After urging the USDA to approve New York Governor David Paterson’s request for a disaster declaration for the counties affected by freezes, frosts and high winds in May, U.S. Senators Charles E. Schumer and Kirsten Gillibrand today applauded USDA for issuing a Secretarial natural disaster designation for five counties in New York State. The USDA also designated 15 neighboring counties as contiguous disaster counties making them eligible for federal aid as well. In July, Schumer and Gillibrand wrote a personal letter to USDA Secretary Vilsack urging USDA to issue the declaration that would bring additional aid to the affected counties in Upstate New York to help pay for the damage from the bad weather. Today, after pushing to secure the federal aid, Schumer and Gillibrand applauded USDA for issuing the aid for the affected counties in NYS.
The Secretarial natural disaster designation applies to Broome, Chautauqua, Clinton, Erie and Ulster counties and the contiguous counties also eligible for assistance are Cattaraugus, Chenango, Columbia, Cortland, Delaware, Dutchess, Essex, Franklin, Genesee, Greene, Niagara, Orange, Sullivan, Tioga and Wyoming.
“This is a big win for the counties across New York State that were severely damaged during May’s freezes and high winds,” said Schumer. “No one can account for natural disasters but this assistance will go a long way towards helping our counties and farmers recover from the devastating losses sustained in May.”
“This is great news for Western New York,” Senator Gillibrand said. “Western New York is known for its world-class vineyards, and the late freeze this spring was devastating to local farmers. New York’s farmers are a critical part of our economy and we must ensure their success. This federal assistance will make sure our farmers and communities get the resources they need to recover.”
From May 16 to May 26, 2009, counties and farms across New York State suffered severe losses due to frost, freezes and high winds. Temperatures dropped into the low 20s damaging acres of crops throughout the region. The grape crops in Western New York were hit particularly hard with farmers in some areas losing more than 50 to 60 percent of their crop.
Recognizing the urgency and extent of the damage, Schumer and Gillibrand pushed for immediate aid by urging USDA to approve Governor Paterson’s request for a disaster declaration for the counties hit by the unusually cold weather. After meticulous damage assessments, USDA determined that there were sufficient production losses to warrant a Secretarial natural disaster declaration for five counties and designate 15 additional areas as contiguous counties.
The designation makes farm operators in both primary and contiguous counties eligible to be considered for assistance from USDA’s Farm Service Agency (FSA). These emergency loans are designed to help producers recover from production and physical losses due to freezes, drought, flooding, other natural disasters, or quarantine.
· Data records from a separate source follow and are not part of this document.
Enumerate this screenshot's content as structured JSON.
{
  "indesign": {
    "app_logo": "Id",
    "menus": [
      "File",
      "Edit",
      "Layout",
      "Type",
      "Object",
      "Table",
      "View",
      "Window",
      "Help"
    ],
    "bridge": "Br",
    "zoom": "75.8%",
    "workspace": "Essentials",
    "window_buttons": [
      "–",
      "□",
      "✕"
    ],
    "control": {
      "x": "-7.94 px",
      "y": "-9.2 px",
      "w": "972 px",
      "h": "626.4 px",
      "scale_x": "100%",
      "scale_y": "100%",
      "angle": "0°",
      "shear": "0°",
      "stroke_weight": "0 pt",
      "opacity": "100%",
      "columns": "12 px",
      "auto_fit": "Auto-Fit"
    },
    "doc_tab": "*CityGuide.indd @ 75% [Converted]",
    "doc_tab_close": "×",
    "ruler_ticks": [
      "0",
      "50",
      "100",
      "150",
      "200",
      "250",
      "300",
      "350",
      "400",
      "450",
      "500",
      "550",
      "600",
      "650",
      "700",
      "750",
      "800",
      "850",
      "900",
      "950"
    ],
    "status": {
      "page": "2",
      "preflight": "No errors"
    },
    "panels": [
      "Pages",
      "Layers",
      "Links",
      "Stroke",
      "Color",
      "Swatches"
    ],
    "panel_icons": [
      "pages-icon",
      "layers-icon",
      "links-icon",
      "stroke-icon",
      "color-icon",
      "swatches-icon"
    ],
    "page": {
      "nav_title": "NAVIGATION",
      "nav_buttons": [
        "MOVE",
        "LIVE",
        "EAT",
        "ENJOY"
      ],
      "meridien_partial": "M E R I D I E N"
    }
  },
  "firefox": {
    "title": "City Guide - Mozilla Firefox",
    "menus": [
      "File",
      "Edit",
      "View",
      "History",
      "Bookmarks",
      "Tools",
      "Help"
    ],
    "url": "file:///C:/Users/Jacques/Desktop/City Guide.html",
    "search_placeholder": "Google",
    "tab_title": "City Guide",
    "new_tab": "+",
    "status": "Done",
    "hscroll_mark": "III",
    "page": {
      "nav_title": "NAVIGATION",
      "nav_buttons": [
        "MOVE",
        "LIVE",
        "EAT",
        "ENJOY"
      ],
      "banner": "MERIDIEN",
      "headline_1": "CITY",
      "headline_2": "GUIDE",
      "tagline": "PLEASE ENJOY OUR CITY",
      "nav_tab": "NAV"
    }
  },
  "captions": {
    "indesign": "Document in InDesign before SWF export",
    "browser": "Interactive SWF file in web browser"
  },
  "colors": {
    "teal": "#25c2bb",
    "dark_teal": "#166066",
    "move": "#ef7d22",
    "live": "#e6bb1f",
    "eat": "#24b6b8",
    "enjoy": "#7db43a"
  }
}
Emergency loan funds may be used to restore or replace essential property; pay all or part of production costs associated with the disaster year; pay essential family living expenses; reorganize the farming operation; and refinance certain debts.
Schumer and Gillibrand added, “USDA made the right decision here. This declaration will bring swift relief to communities and farmers struggling to repair damages caused by the storm.”